- Installing additional handwashing facilities and providing hand sanitizer to accommodate increased use, as necessary
- Evaluate the need for PPE including gloves, eye protection, face shields, respirators and other respiratory protection with respect to other hazard identification and control requirements of this Rule.
- Reporting, recordkeeping and access – Employers must:
- Report information about confirmed COVID-19 cases to local health departments as required by law
- Report any COVID-19-related serious illnesses or death
- Maintain records of the steps taken to implement the written COVID-19 Prevention Program as required in this Rule
- Make available the written COVID-19 Prevention Program to employees, authorized employee representatives, and to representatives of Cal/OSHA immediately upon request
- Record and track all COVID-19 cases including employee name, contact info, job role/position, the location where employee worked, date of last presence in the workplace, and date of positive COVID-19 test

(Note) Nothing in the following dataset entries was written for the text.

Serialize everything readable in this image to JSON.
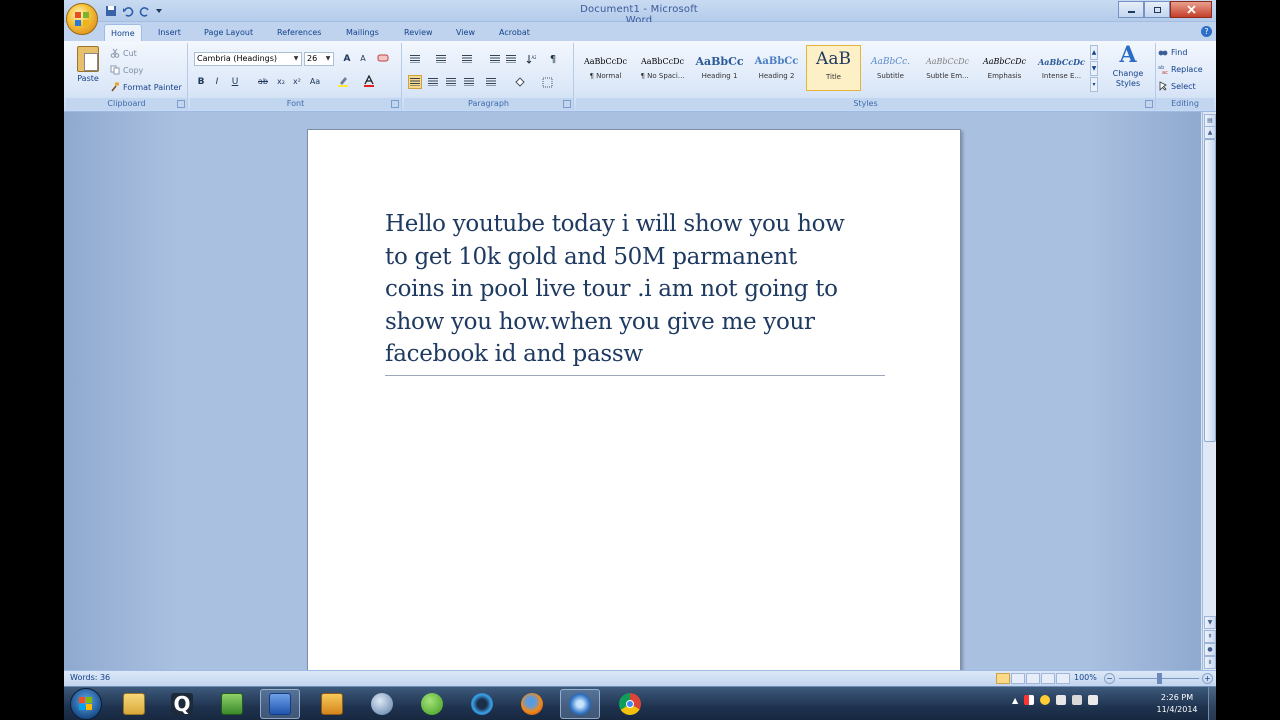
{
  "window": {
    "title": "Document1 - Microsoft Word"
  },
  "tabs": [
    "Home",
    "Insert",
    "Page Layout",
    "References",
    "Mailings",
    "Review",
    "View",
    "Acrobat"
  ],
  "clipboard": {
    "paste": "Paste",
    "cut": "Cut",
    "copy": "Copy",
    "format_painter": "Format Painter",
    "label": "Clipboard"
  },
  "font": {
    "name": "Cambria (Headings)",
    "size": "26",
    "label": "Font"
  },
  "paragraph": {
    "label": "Paragraph"
  },
  "styles": {
    "items": [
      {
        "sample": "AaBbCcDc",
        "name": "¶ Normal"
      },
      {
        "sample": "AaBbCcDc",
        "name": "¶ No Spaci..."
      },
      {
        "sample": "AaBbCc",
        "name": "Heading 1"
      },
      {
        "sample": "AaBbCc",
        "name": "Heading 2"
      },
      {
        "sample": "AaB",
        "name": "Title"
      },
      {
        "sample": "AaBbCc.",
        "name": "Subtitle"
      },
      {
        "sample": "AaBbCcDc",
        "name": "Subtle Em..."
      },
      {
        "sample": "AaBbCcDc",
        "name": "Emphasis"
      },
      {
        "sample": "AaBbCcDc",
        "name": "Intense E..."
      }
    ],
    "change_styles": "Change Styles",
    "label": "Styles"
  },
  "editing": {
    "find": "Find",
    "replace": "Replace",
    "select": "Select",
    "label": "Editing"
  },
  "document": {
    "lines": [
      "Hello youtube today i will show you how",
      "to get 10k gold and 50M parmanent",
      "coins in pool live tour .i am not going to",
      "show you how.when you give me your",
      "facebook id and passw"
    ]
  },
  "status": {
    "words": "Words: 36",
    "zoom": "100%"
  },
  "taskbar": {
    "time": "2:26 PM",
    "date": "11/4/2014"
  },
  "colors": {
    "ribbon": "#dbe7f8",
    "doc_background": "#aac0e0",
    "text": "#1f3a60",
    "accent": "#15428b"
  }
}
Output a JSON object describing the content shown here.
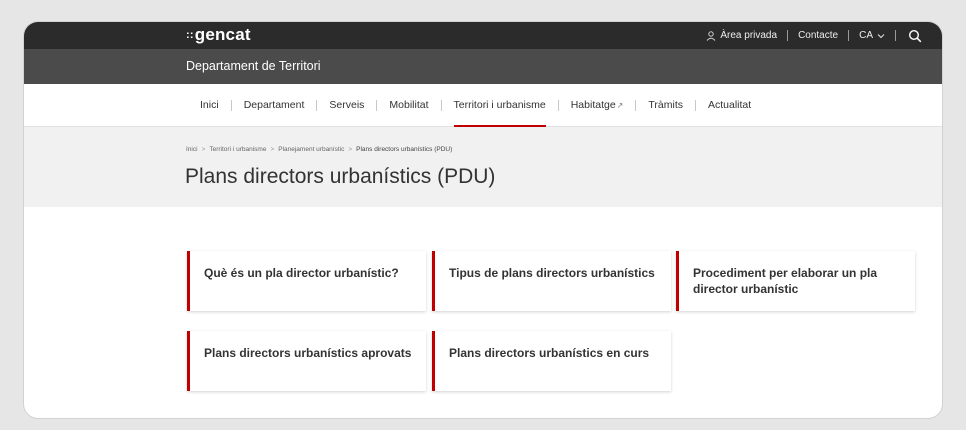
{
  "topbar": {
    "logo": "gencat",
    "logo_dots": "::",
    "private_area": "Àrea privada",
    "contact": "Contacte",
    "language": "CA",
    "search_icon": "search-icon",
    "user_icon": "user-icon"
  },
  "department": {
    "title": "Departament de Territori"
  },
  "nav": {
    "items": [
      {
        "label": "Inici"
      },
      {
        "label": "Departament"
      },
      {
        "label": "Serveis"
      },
      {
        "label": "Mobilitat"
      },
      {
        "label": "Territori i urbanisme"
      },
      {
        "label": "Habitatge"
      },
      {
        "label": "Tràmits"
      },
      {
        "label": "Actualitat"
      }
    ],
    "active_index": 4
  },
  "breadcrumb": {
    "items": [
      "Inici",
      "Territori i urbanisme",
      "Planejament urbanístic",
      "Plans directors urbanístics (PDU)"
    ]
  },
  "page": {
    "title": "Plans directors urbanístics (PDU)"
  },
  "cards": [
    {
      "label": "Què és un pla director urbanístic?"
    },
    {
      "label": "Tipus de plans directors urbanístics"
    },
    {
      "label": "Procediment per elaborar un pla director urbanístic"
    },
    {
      "label": "Plans directors urbanístics aprovats"
    },
    {
      "label": "Plans directors urbanístics en curs"
    }
  ],
  "colors": {
    "accent": "#c00000",
    "topbar": "#2b2b2b",
    "deptbar": "#4b4b4b",
    "band": "#f1f1f1"
  }
}
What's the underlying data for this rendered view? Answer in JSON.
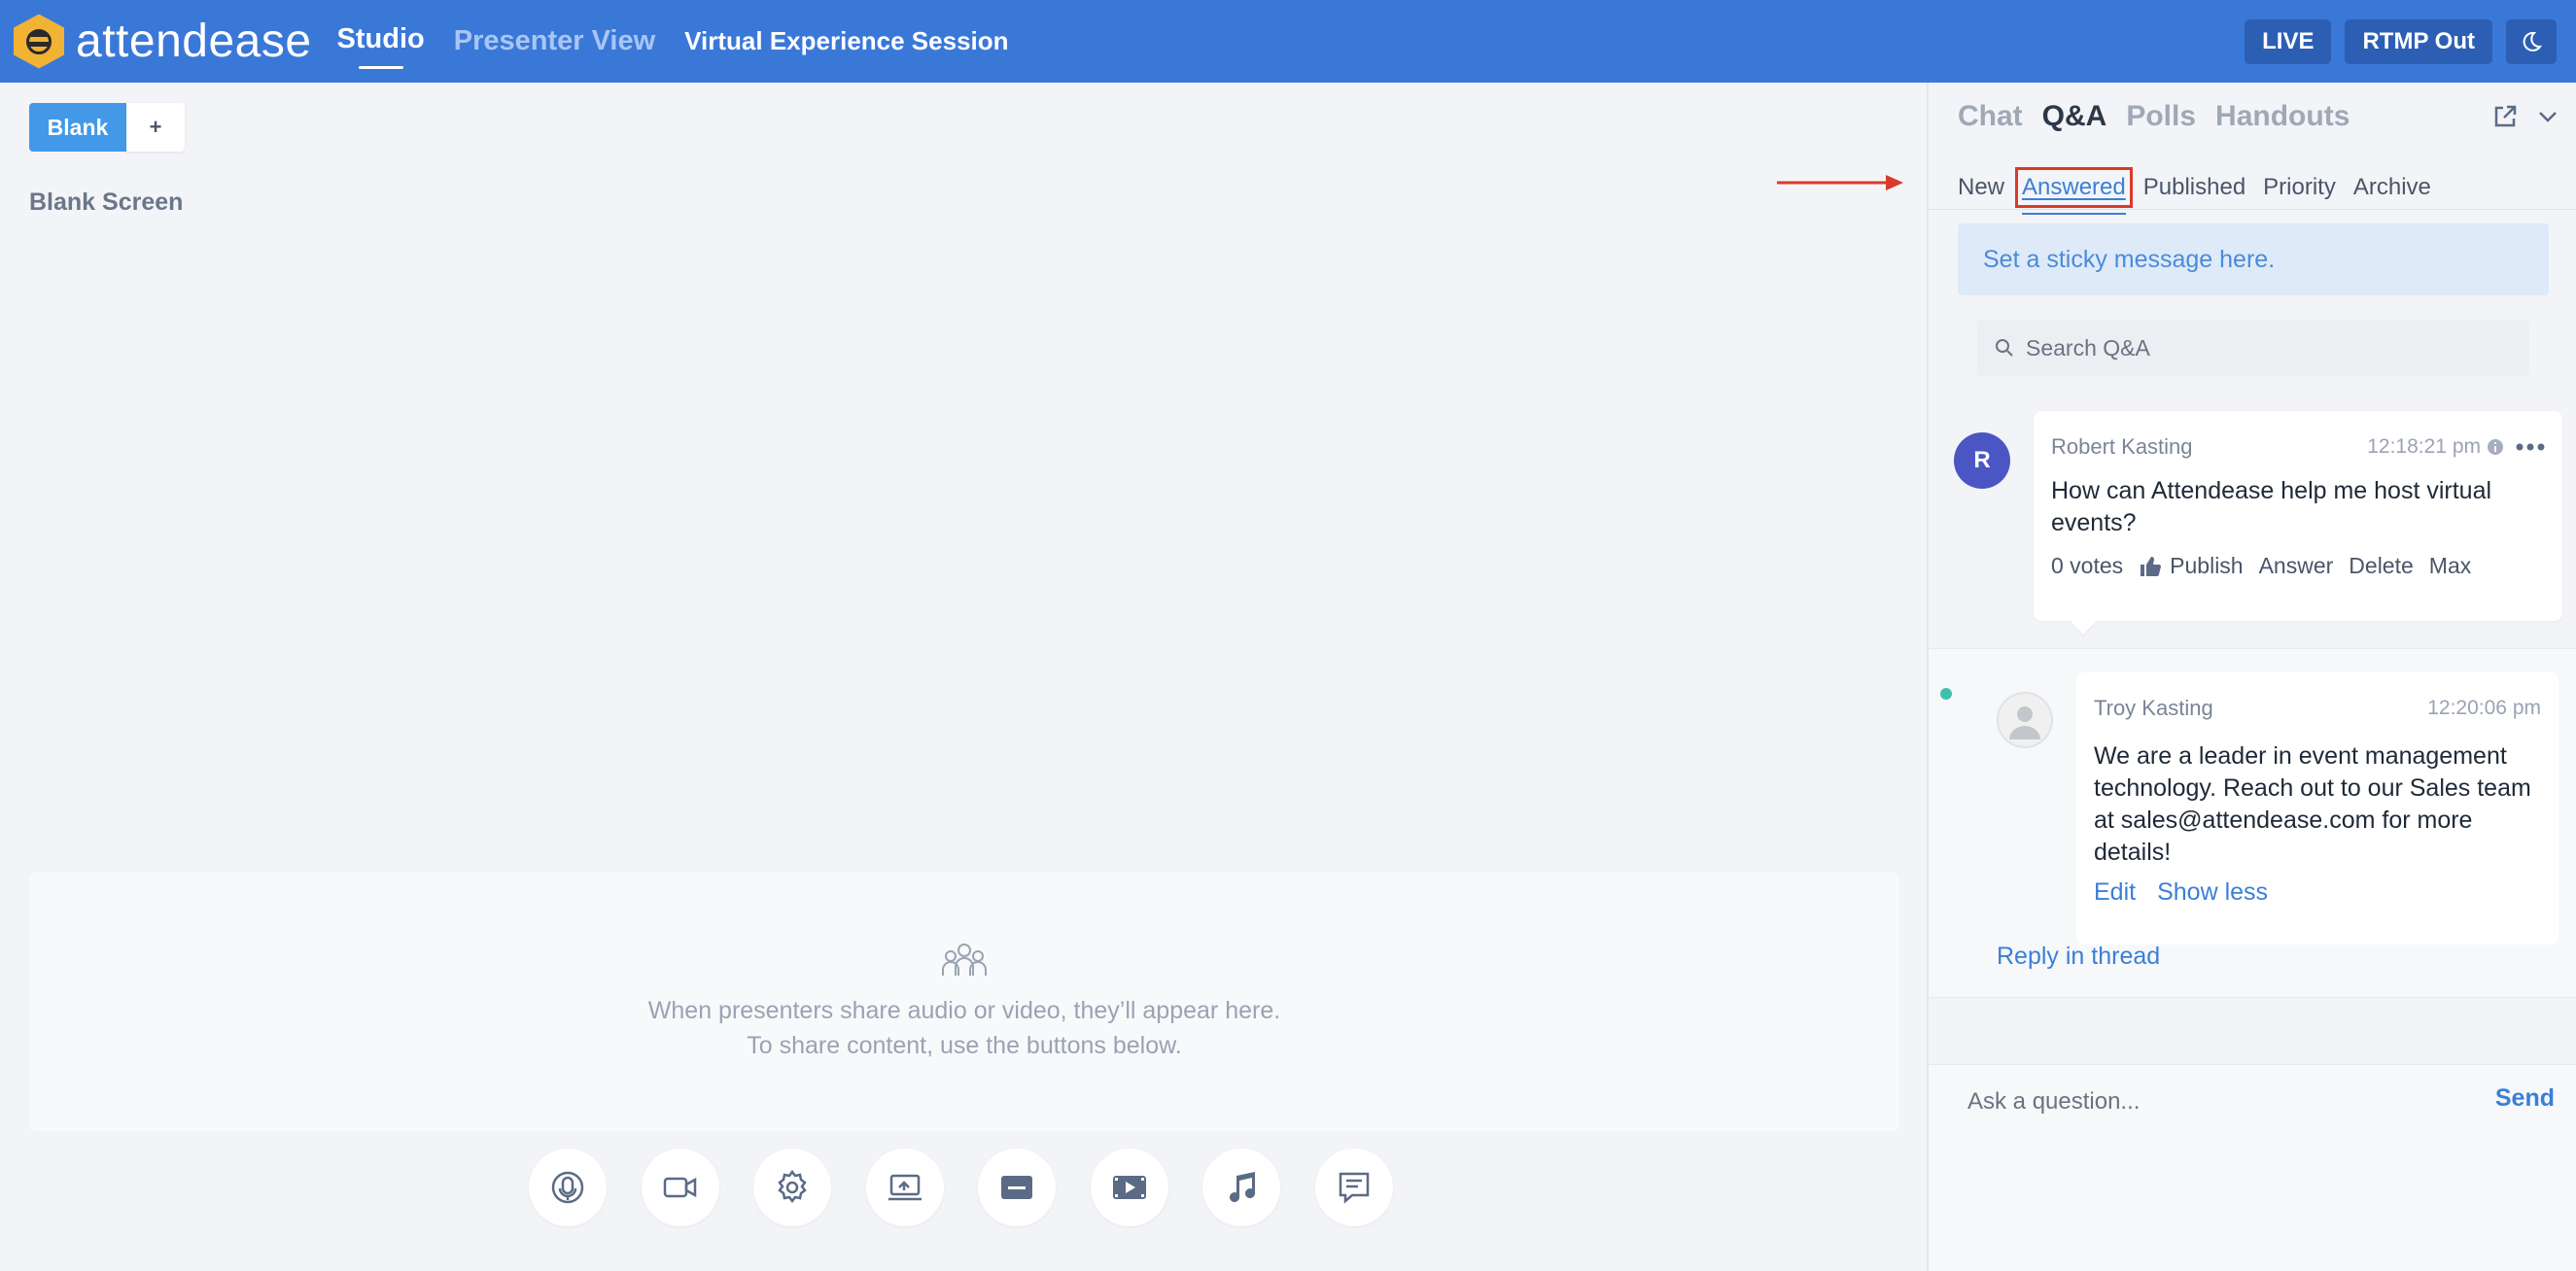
{
  "brand": {
    "logo_text": "attendease"
  },
  "header": {
    "nav_studio": "Studio",
    "nav_presenter": "Presenter View",
    "session_title": "Virtual Experience Session",
    "live_label": "LIVE",
    "rtmp_label": "RTMP Out",
    "theme_icon": "moon-icon"
  },
  "scenes": {
    "active_label": "Blank",
    "add_label": "+",
    "screen_title": "Blank Screen"
  },
  "presenters": {
    "line1": "When presenters share audio or video, they’ll appear here.",
    "line2": "To share content, use the buttons below."
  },
  "toolbar_icons": [
    "microphone-icon",
    "camera-icon",
    "settings-icon",
    "screen-share-icon",
    "banner-icon",
    "video-icon",
    "music-icon",
    "message-icon"
  ],
  "panel": {
    "tabs": [
      "Chat",
      "Q&A",
      "Polls",
      "Handouts"
    ],
    "active_tab": "Q&A",
    "sub_tabs": [
      "New",
      "Answered",
      "Published",
      "Priority",
      "Archive"
    ],
    "active_sub_tab": "Answered",
    "sticky_placeholder": "Set a sticky message here.",
    "search_placeholder": "Search Q&A",
    "question": {
      "avatar_initial": "R",
      "author": "Robert Kasting",
      "time": "12:18:21 pm",
      "body": "How can Attendease help me host virtual events?",
      "votes": "0 votes",
      "actions": [
        "Publish",
        "Answer",
        "Delete",
        "Max"
      ]
    },
    "answer": {
      "author": "Troy Kasting",
      "time": "12:20:06 pm",
      "body": "We are a leader in event management technology. Reach out to our Sales team at sales@attendease.com for more details!",
      "edit": "Edit",
      "show_less": "Show less"
    },
    "reply_in_thread": "Reply in thread",
    "ask_placeholder": "Ask a question...",
    "send_label": "Send"
  },
  "colors": {
    "header_bg": "#3a78d8",
    "accent": "#3a7fd8",
    "highlight": "#d93a2b",
    "avatar": "#4b55c4",
    "online": "#3fc0ac"
  }
}
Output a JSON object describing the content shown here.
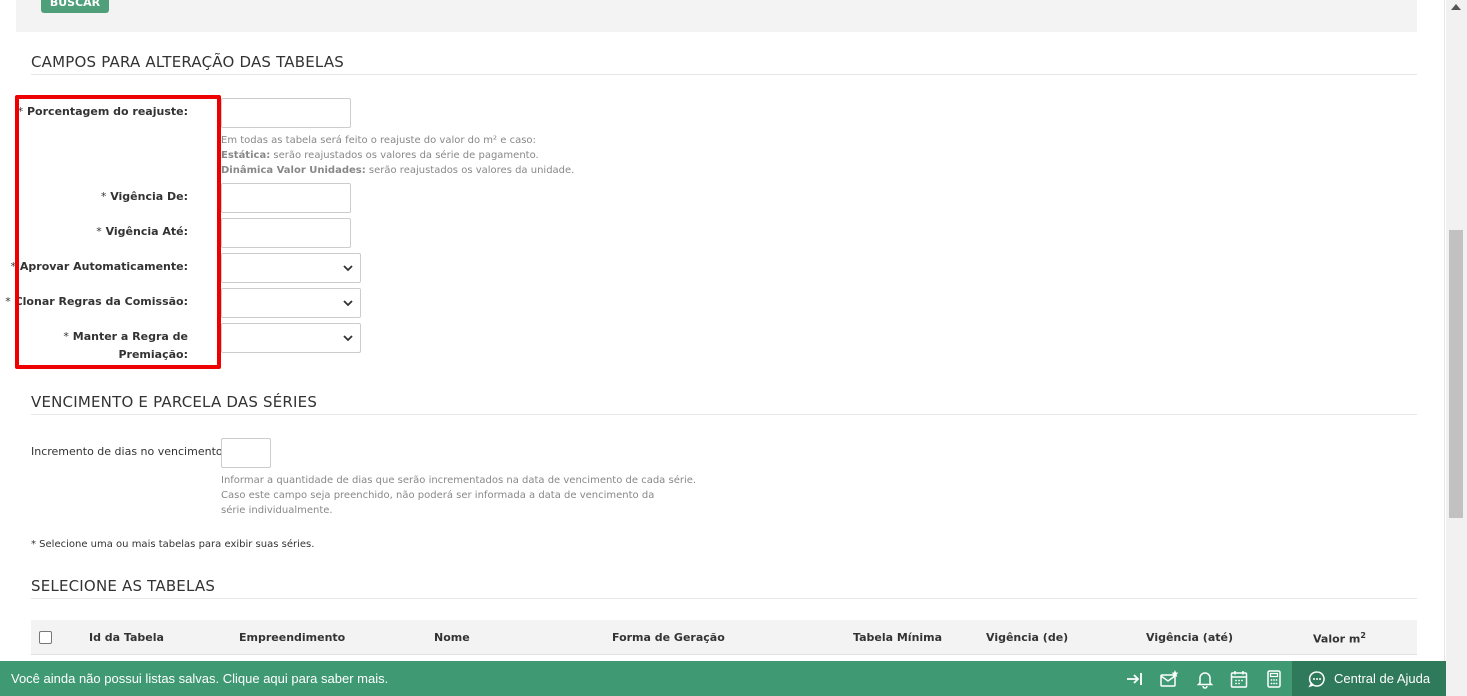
{
  "search": {
    "button_label": "BUSCAR"
  },
  "section_alteracao": {
    "title": "CAMPOS PARA ALTERAÇÃO DAS TABELAS",
    "fields": {
      "porcentagem": {
        "required": "*",
        "label": "Porcentagem do reajuste:"
      },
      "vigencia_de": {
        "required": "*",
        "label": "Vigência De:"
      },
      "vigencia_ate": {
        "required": "*",
        "label": "Vigência Até:"
      },
      "aprovar": {
        "required": "*",
        "label": "Aprovar Automaticamente:"
      },
      "clonar": {
        "required": "*",
        "label": "Clonar Regras da Comissão:"
      },
      "manter_line1": {
        "required": "*",
        "label": "Manter a Regra de"
      },
      "manter_line2": "Premiação:"
    },
    "help": {
      "line1": "Em todas as tabela será feito o reajuste do valor do m² e caso:",
      "line2_bold": "Estática:",
      "line2_rest": " serão reajustados os valores da série de pagamento.",
      "line3_bold": "Dinâmica Valor Unidades:",
      "line3_rest": " serão reajustados os valores da unidade."
    }
  },
  "section_vencimento": {
    "title": "VENCIMENTO E PARCELA DAS SÉRIES",
    "increment_label": "Incremento de dias no vencimento:",
    "help": {
      "line1": "Informar a quantidade de dias que serão incrementados na data de vencimento de cada série.",
      "line2": "Caso este campo seja preenchido, não poderá ser informada a data de vencimento da",
      "line3": "série individualmente."
    }
  },
  "note": "* Selecione uma ou mais tabelas para exibir suas séries.",
  "section_tabelas": {
    "title": "SELECIONE AS TABELAS",
    "columns": [
      "Id da Tabela",
      "Empreendimento",
      "Nome",
      "Forma de Geração",
      "Tabela Mínima",
      "Vigência (de)",
      "Vigência (até)",
      "Valor m"
    ],
    "valor_sup": "2"
  },
  "footer": {
    "message": "Você ainda não possui listas salvas. Clique aqui para saber mais.",
    "help_center": "Central de Ajuda",
    "icons": [
      "sidebar-toggle-icon",
      "mail-star-icon",
      "bell-icon",
      "calendar-icon",
      "calculator-icon",
      "chat-help-icon"
    ]
  },
  "colors": {
    "accent": "#3f9a73",
    "highlight": "#ee0000"
  }
}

- Exclusion of COVID-19 cases – To limit transmission of COVID-19 in the workplace, employers shall Ensure COVID-19 cases are removed from the workplace for 14 days after last known exposure, and the return-to-work criteria in subsection (c)(11) are met. Employees removed from work for COVID-19 exposure must receive earnings, seniority, and all other employee rights and benefits, including the employee’s right to their former job status, as if the employee had not been removed from their job.
So far, we have covered the basic requirements of the Cal/OSHA Rule. There are several additional requirements stemming from the aforementioned obligations which may be triggered in cases of multiple workplace COVID-19 cases (i.e. outbreak), for workplaces where there exists employer-provided worker housing or transportation, or where local or state health officers or representatives of Cal/OSHA deem necessary. These may impose additional testing, investigation, cleaning and disinfection, exposure control, recordkeeping and reporting, and worker isolation requirements on employers. We advise reviewing the entire Rule to fully understand your obligations in these scenarios.